Speaking at a public event late last year, though, Gen Richards commented that the NTC forces “were the land element, an ‘army’ was still vital”. He also noted that “integrating the Qataris, Emiratis and Jordanians into the operation was key”. He did not, however, allude to the presence of more than 20 British operators on the ground.
British sources agree Qatar played a leading role – and accept it put more soldiers in than the UK – but question whether the number was this large. Around the more secret parts of Whitehall, the suggestion is that the number committed on the ground by all nations probably did not exceed a couple of hundred.
As for Britain’s decision finally to deploy an SAS squadron, “they made a fantastic difference“, argues one insider.
It is part of the essence of troops of this kind that they often operate in secrecy, providing their political masters with policy options that they might not wish to own up to publicly.
But given that the UK’s earlier relationship with Col Gaddafi and his intelligence services caused great embarrassment, it could be that attention will one day focus more closely on British assistance to the NTC, particularly if the Libyan revolution comes unstuck.” BBC“ UK’s secret mission to beat Gaddafi”: (emphasis added)
What is disturbing in this January 2012 scoop BBC is that the facts were known to the Western media in March 2011 and were deliberately withheld until the war was over. Global Research reported on the presence of U.K. Special Forces as far back as early March 2011:
US and allied special forces are on the ground in Eastern Libya, providing covert support to the rebels [...] This was recognized when British SAS Special Forces commandos were arrested in the Benghazi region. They were acting as military advisers to opposition forces. (Michel Chossudovsky, Insurrection and Military Intervention: The US-NATO Attempted Coup d’Etat in Libya?, Global Research, March 7, 2011.)
As for the MI6 and the British Special Forces, agents were captured early in March by the rebels who had mistaken them for enemy spies.

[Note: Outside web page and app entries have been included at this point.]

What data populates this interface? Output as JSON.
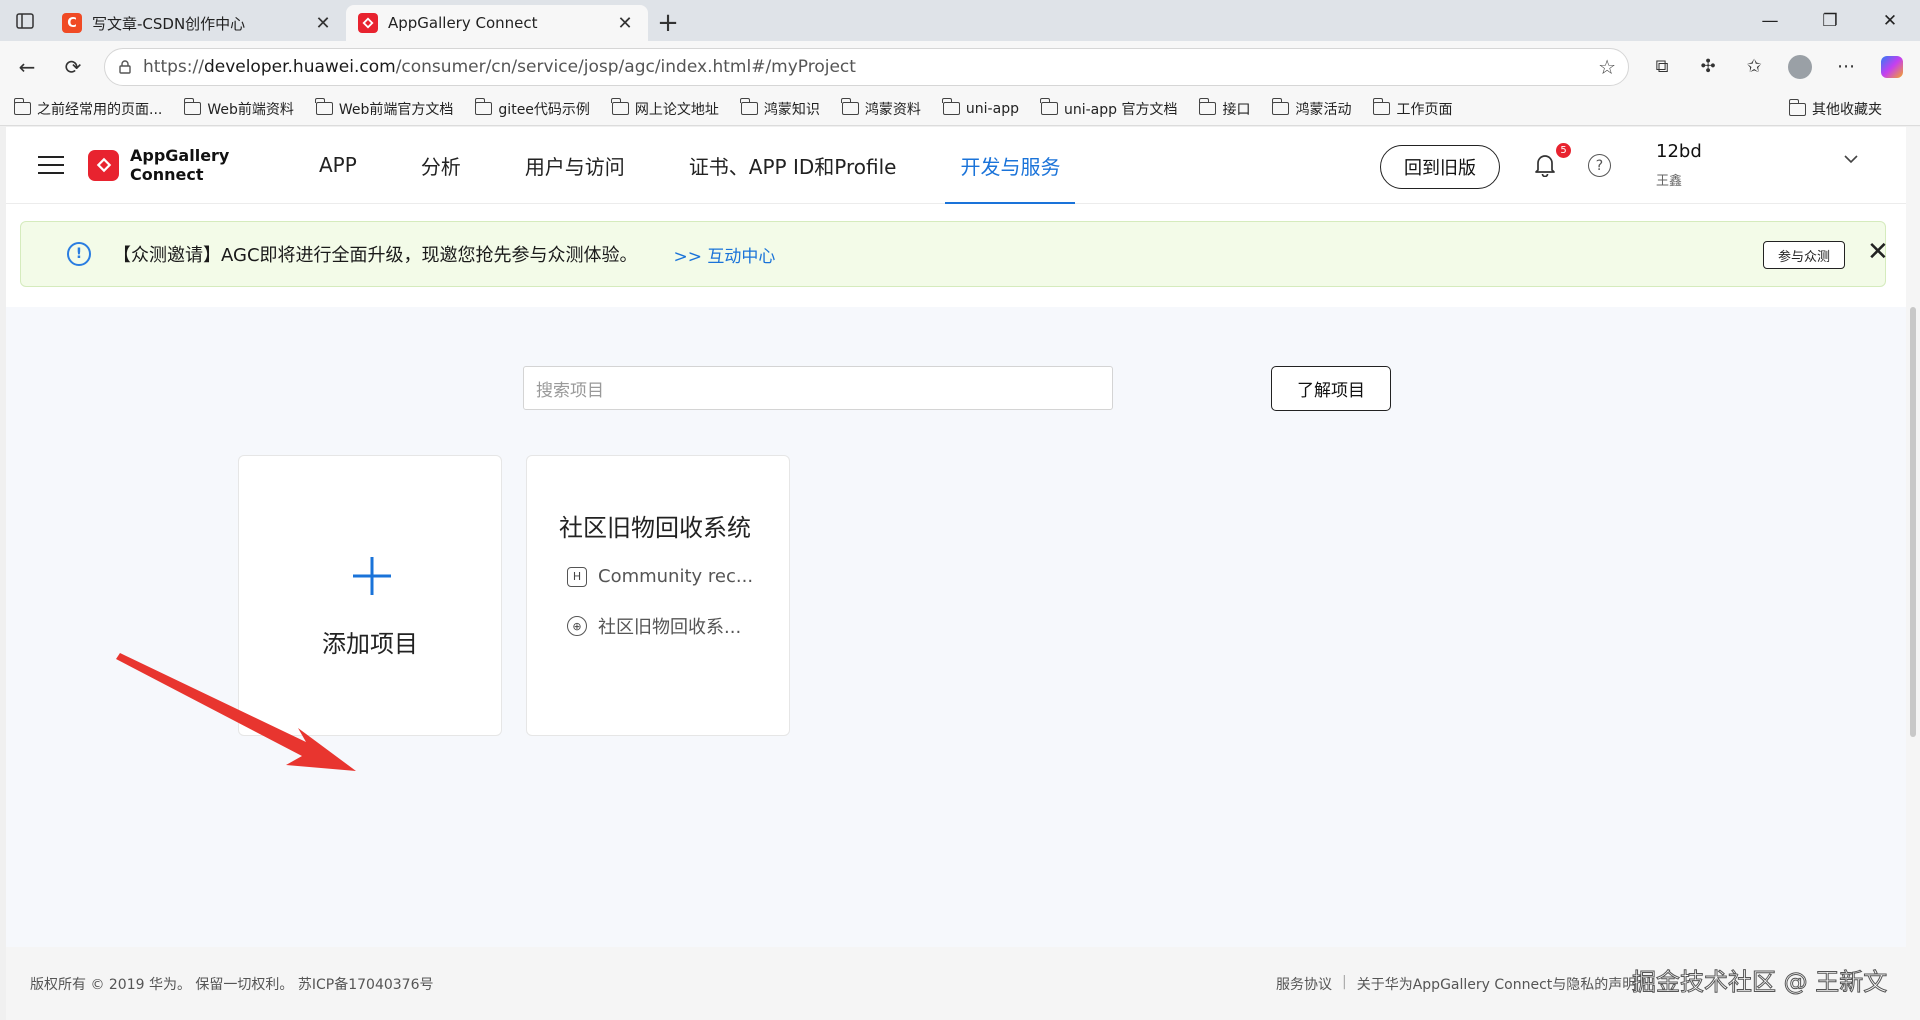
{
  "browser": {
    "tabs": [
      {
        "title": "写文章-CSDN创作中心",
        "favicon_letter": "C",
        "favicon_color": "#f04a24"
      },
      {
        "title": "AppGallery Connect",
        "favicon_color": "#e8232f"
      }
    ],
    "url": {
      "scheme": "https://",
      "host": "developer.huawei.com",
      "path": "/consumer/cn/service/josp/agc/index.html#/myProject"
    },
    "bookmarks": [
      "之前经常用的页面...",
      "Web前端资料",
      "Web前端官方文档",
      "gitee代码示例",
      "网上论文地址",
      "鸿蒙知识",
      "鸿蒙资料",
      "uni-app",
      "uni-app 官方文档",
      "接口",
      "鸿蒙活动",
      "工作页面"
    ],
    "bookmarks_other": "其他收藏夹"
  },
  "header": {
    "brand": "AppGallery Connect",
    "menu": [
      "APP",
      "分析",
      "用户与访问",
      "证书、APP ID和Profile",
      "开发与服务"
    ],
    "active_menu": "开发与服务",
    "old_version_button": "回到旧版",
    "notification_count": "5",
    "user_name": "12bd",
    "user_sub": "王鑫"
  },
  "notice": {
    "message": "【众测邀请】AGC即将进行全面升级，现邀您抢先参与众测体验。",
    "link": ">> 互动中心",
    "join_button": "参与众测"
  },
  "main": {
    "search_placeholder": "搜索项目",
    "learn_button": "了解项目",
    "add_label": "添加项目",
    "project": {
      "title": "社区旧物回收系统",
      "app_name": "Community rec...",
      "web_name": "社区旧物回收系...",
      "app_icon_letter": "H"
    }
  },
  "footer": {
    "copyright": "版权所有 © 2019 华为。 保留一切权利。 苏ICP备17040376号",
    "links": [
      "服务协议",
      "关于华为AppGallery Connect与隐私的声明"
    ]
  },
  "watermark": "掘金技术社区 @ 王新文",
  "colors": {
    "accent": "#1a73d9",
    "brand_red": "#e8232f",
    "notice_bg": "#f3fbe8"
  }
}
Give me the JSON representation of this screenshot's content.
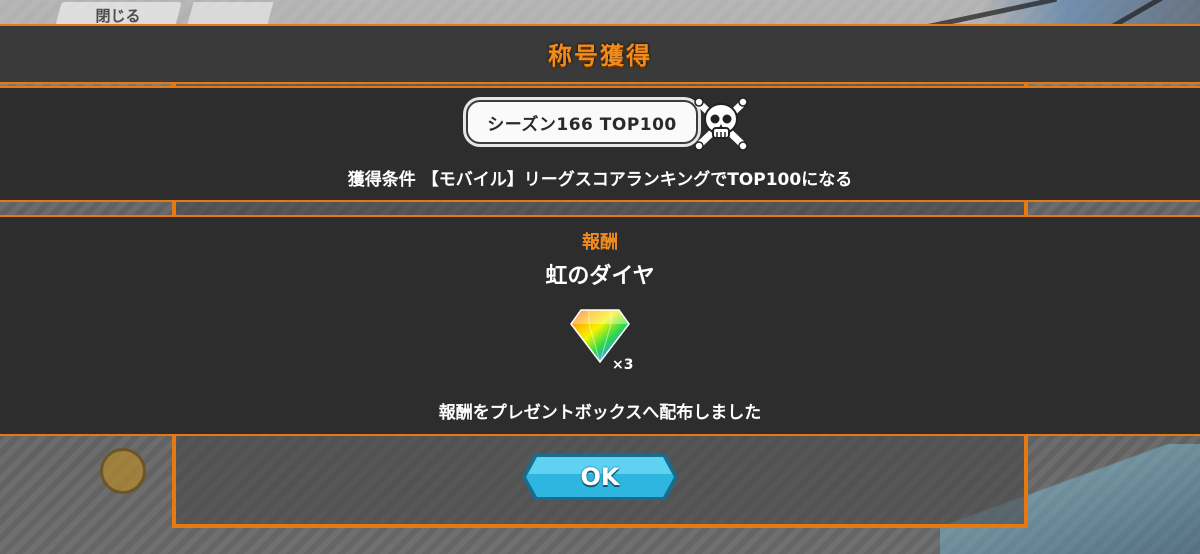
{
  "background": {
    "close_label": "閉じる"
  },
  "dialog": {
    "title": "称号獲得",
    "season_plate": "シーズン166 TOP100",
    "condition_text": "獲得条件 【モバイル】リーグスコアランキングでTOP100になる",
    "reward_label": "報酬",
    "reward_name": "虹のダイヤ",
    "reward_quantity": "×3",
    "distributed_text": "報酬をプレゼントボックスへ配布しました",
    "ok_label": "OK"
  },
  "icons": {
    "skull": "skull-crossbones-icon",
    "reward": "rainbow-diamond-icon"
  },
  "colors": {
    "accent_orange": "#e67a12",
    "title_orange": "#f08c1e",
    "band_dark": "#2d2d2d",
    "ok_button": "#2fb6e0"
  }
}
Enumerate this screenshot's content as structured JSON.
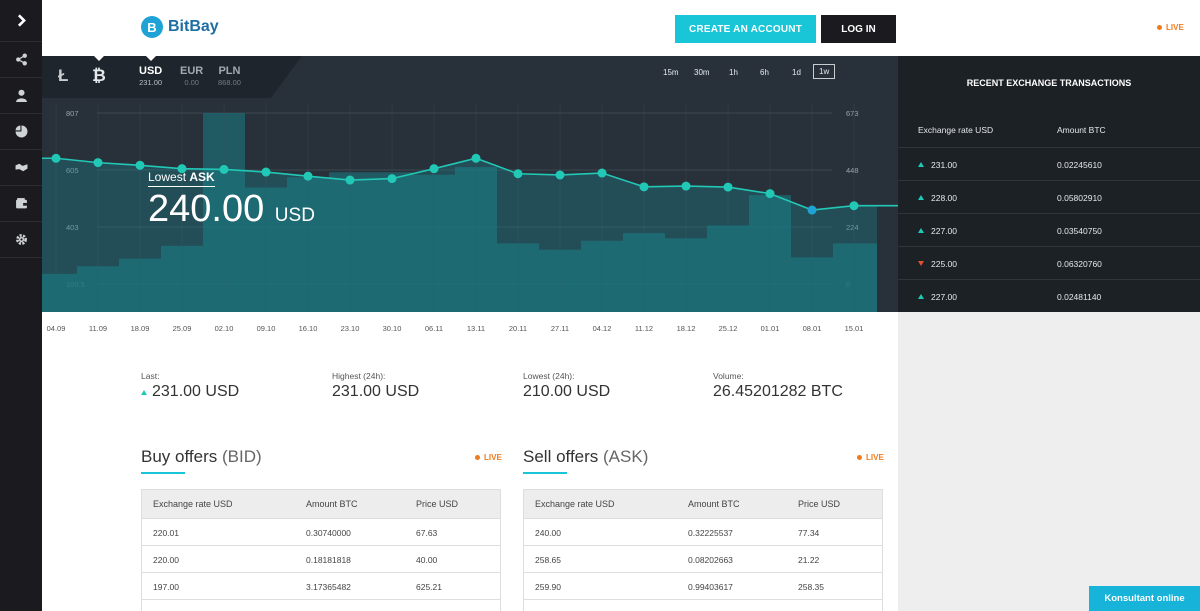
{
  "header": {
    "logo_text": "BitBay",
    "logo_badge": "B",
    "create_account": "CREATE AN ACCOUNT",
    "login": "LOG IN",
    "live": "LIVE"
  },
  "coins": {
    "litecoin": "Ł",
    "bitcoin": "₿"
  },
  "currencies": [
    {
      "name": "USD",
      "value": "231.00",
      "active": true
    },
    {
      "name": "EUR",
      "value": "0.00",
      "active": false
    },
    {
      "name": "PLN",
      "value": "868.00",
      "active": false
    }
  ],
  "timeframes": [
    {
      "label": "15m",
      "active": false
    },
    {
      "label": "30m",
      "active": false
    },
    {
      "label": "1h",
      "active": false
    },
    {
      "label": "6h",
      "active": false
    },
    {
      "label": "1d",
      "active": false
    },
    {
      "label": "1w",
      "active": true
    }
  ],
  "lowest_ask": {
    "label_prefix": "Lowest",
    "label_bold": "ASK",
    "value": "240.00",
    "unit": "USD"
  },
  "chart_data": {
    "type": "line",
    "x": [
      "04.09",
      "11.09",
      "18.09",
      "25.09",
      "02.10",
      "09.10",
      "16.10",
      "23.10",
      "30.10",
      "06.11",
      "13.11",
      "20.11",
      "27.11",
      "04.12",
      "11.12",
      "18.12",
      "25.12",
      "01.01",
      "08.01",
      "15.01"
    ],
    "left_ticks": [
      "807",
      "605",
      "403",
      "100.5"
    ],
    "right_ticks": [
      "673",
      "448",
      "224",
      "0"
    ],
    "ylim_left": [
      100.5,
      807
    ],
    "ylim_right": [
      0,
      673
    ],
    "series": [
      {
        "values": [
          620,
          602,
          591,
          577,
          574,
          563,
          546,
          530,
          536,
          577,
          620,
          556,
          551,
          559,
          502,
          505,
          501,
          474,
          406,
          424
        ]
      },
      {
        "values": [
          40,
          70,
          100,
          150,
          673,
          380,
          420,
          440,
          440,
          430,
          460,
          160,
          135,
          170,
          200,
          180,
          230,
          350,
          105,
          160
        ]
      }
    ]
  },
  "recent": {
    "title": "RECENT EXCHANGE TRANSACTIONS",
    "col_rate": "Exchange rate USD",
    "col_amount": "Amount BTC",
    "rows": [
      {
        "dir": "up",
        "rate": "231.00",
        "amount": "0.02245610"
      },
      {
        "dir": "up",
        "rate": "228.00",
        "amount": "0.05802910"
      },
      {
        "dir": "up",
        "rate": "227.00",
        "amount": "0.03540750"
      },
      {
        "dir": "down",
        "rate": "225.00",
        "amount": "0.06320760"
      },
      {
        "dir": "up",
        "rate": "227.00",
        "amount": "0.02481140"
      }
    ]
  },
  "stats": [
    {
      "label": "Last:",
      "value": "231.00 USD",
      "arrow": true
    },
    {
      "label": "Highest (24h):",
      "value": "231.00 USD",
      "arrow": false
    },
    {
      "label": "Lowest (24h):",
      "value": "210.00 USD",
      "arrow": false
    },
    {
      "label": "Volume:",
      "value": "26.45201282 BTC",
      "arrow": false
    }
  ],
  "buy": {
    "title": "Buy offers",
    "sub": "(BID)",
    "live": "LIVE",
    "cols": [
      "Exchange rate USD",
      "Amount BTC",
      "Price USD"
    ],
    "rows": [
      [
        "220.01",
        "0.30740000",
        "67.63"
      ],
      [
        "220.00",
        "0.18181818",
        "40.00"
      ],
      [
        "197.00",
        "3.17365482",
        "625.21"
      ]
    ]
  },
  "sell": {
    "title": "Sell offers",
    "sub": "(ASK)",
    "live": "LIVE",
    "cols": [
      "Exchange rate USD",
      "Amount BTC",
      "Price USD"
    ],
    "rows": [
      [
        "240.00",
        "0.32225537",
        "77.34"
      ],
      [
        "258.65",
        "0.08202663",
        "21.22"
      ],
      [
        "259.90",
        "0.99403617",
        "258.35"
      ]
    ]
  },
  "konsultant": "Konsultant online",
  "sidebar_icons": [
    "expand-icon",
    "share-icon",
    "user-icon",
    "pie-icon",
    "handshake-icon",
    "wallet-icon",
    "gear-icon"
  ]
}
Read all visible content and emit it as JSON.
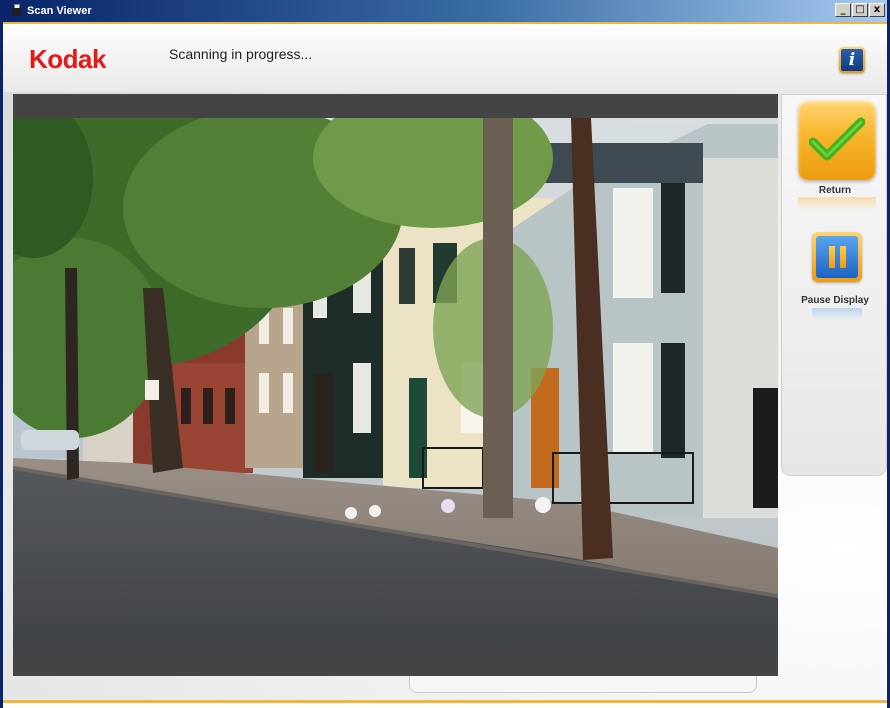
{
  "window": {
    "title": "Scan Viewer",
    "controls": {
      "minimize": "_",
      "maximize": "□",
      "close": "x"
    }
  },
  "header": {
    "brand": "Kodak",
    "status": "Scanning in progress...",
    "info_icon_glyph": "i"
  },
  "side_panel": {
    "return_label": "Return",
    "pause_label": "Pause Display"
  },
  "colors": {
    "brand_red": "#e21a1a",
    "accent_orange": "#f2b43c",
    "button_blue": "#1d62c4",
    "checkmark_green": "#3fb21c"
  },
  "icons": {
    "info": "info-icon",
    "return": "checkmark-icon",
    "pause": "pause-icon"
  }
}
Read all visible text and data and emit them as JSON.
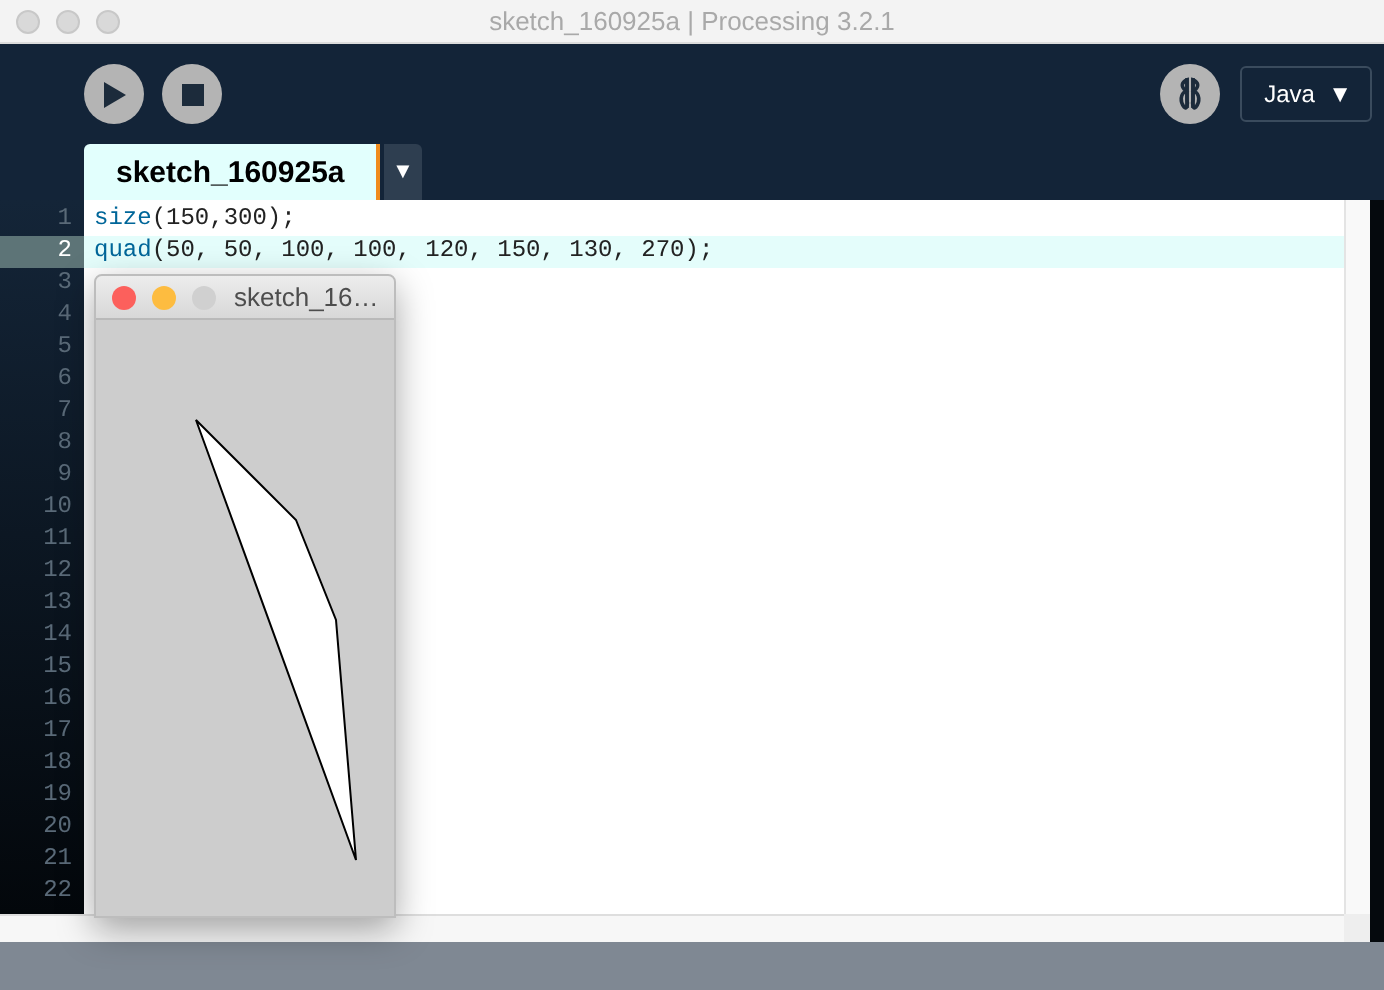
{
  "window": {
    "title": "sketch_160925a | Processing 3.2.1"
  },
  "toolbar": {
    "mode": "Java",
    "mode_caret": "▼"
  },
  "tabs": [
    {
      "label": "sketch_160925a",
      "selected": true
    }
  ],
  "tab_menu": "▼",
  "editor": {
    "lines": [
      {
        "number": "1",
        "current": false,
        "tokens": [
          {
            "kind": "function",
            "text": "size"
          },
          {
            "kind": "plain",
            "text": "(150,300);"
          }
        ]
      },
      {
        "number": "2",
        "current": true,
        "tokens": [
          {
            "kind": "function",
            "text": "quad"
          },
          {
            "kind": "plain",
            "text": "(50, 50, 100, 100, 120, 150, 130, 270);"
          }
        ]
      },
      {
        "number": "3",
        "current": false
      },
      {
        "number": "4",
        "current": false
      },
      {
        "number": "5",
        "current": false
      },
      {
        "number": "6",
        "current": false
      },
      {
        "number": "7",
        "current": false
      },
      {
        "number": "8",
        "current": false
      },
      {
        "number": "9",
        "current": false
      },
      {
        "number": "10",
        "current": false
      },
      {
        "number": "11",
        "current": false
      },
      {
        "number": "12",
        "current": false
      },
      {
        "number": "13",
        "current": false
      },
      {
        "number": "14",
        "current": false
      },
      {
        "number": "15",
        "current": false
      },
      {
        "number": "16",
        "current": false
      },
      {
        "number": "17",
        "current": false
      },
      {
        "number": "18",
        "current": false
      },
      {
        "number": "19",
        "current": false
      },
      {
        "number": "20",
        "current": false
      },
      {
        "number": "21",
        "current": false
      },
      {
        "number": "22",
        "current": false
      }
    ]
  },
  "sketch_window": {
    "title": "sketch_16…"
  }
}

British intelligence was allegedly on the ground to establish connections with the rebellion, which the were apparently not aware of. (Julie Lévesque,Libya: Media Propaganda and “Humanitarian Imperialism”, Global Research, April 10, 2011.)
It has been reported that dozens of British agents and commandos from MI6, the Special Air Services (SAS) unit, and the Special Boat Services (SBS) units were also operating inside Libya.(Mahdi Darius Nazemroaya, NATO’s Secret Ground War in Libya, May 16, 2011.)
The Western mainstream media’s modus operandi is to create the impression of fair and unbiased reporting when it comes to war coverage: but this reporting is “after the facts” once countless innocent civilians have been killed under NATO’s “humanitarian mandate”.
Only once the targeted leader has been killed or ousted, do we see reports documenting the covert role played by the Western military alliance. The mainstream media only reports long after the facts, once the Westerns puppet governments are installed.
Before Qaddafi’s assassination, you could not read BBC reports acknowledging a “British campaign to overthrow Muammar Gaddafi’s regime”. It was called a “humanitarian intervention”.
Now it’s Syria’s turn to be the victim of a similar “regime change” supported by an intense media propaganda campaign.
Julie Lévesque and Michel Chossudovsky contributed to this report.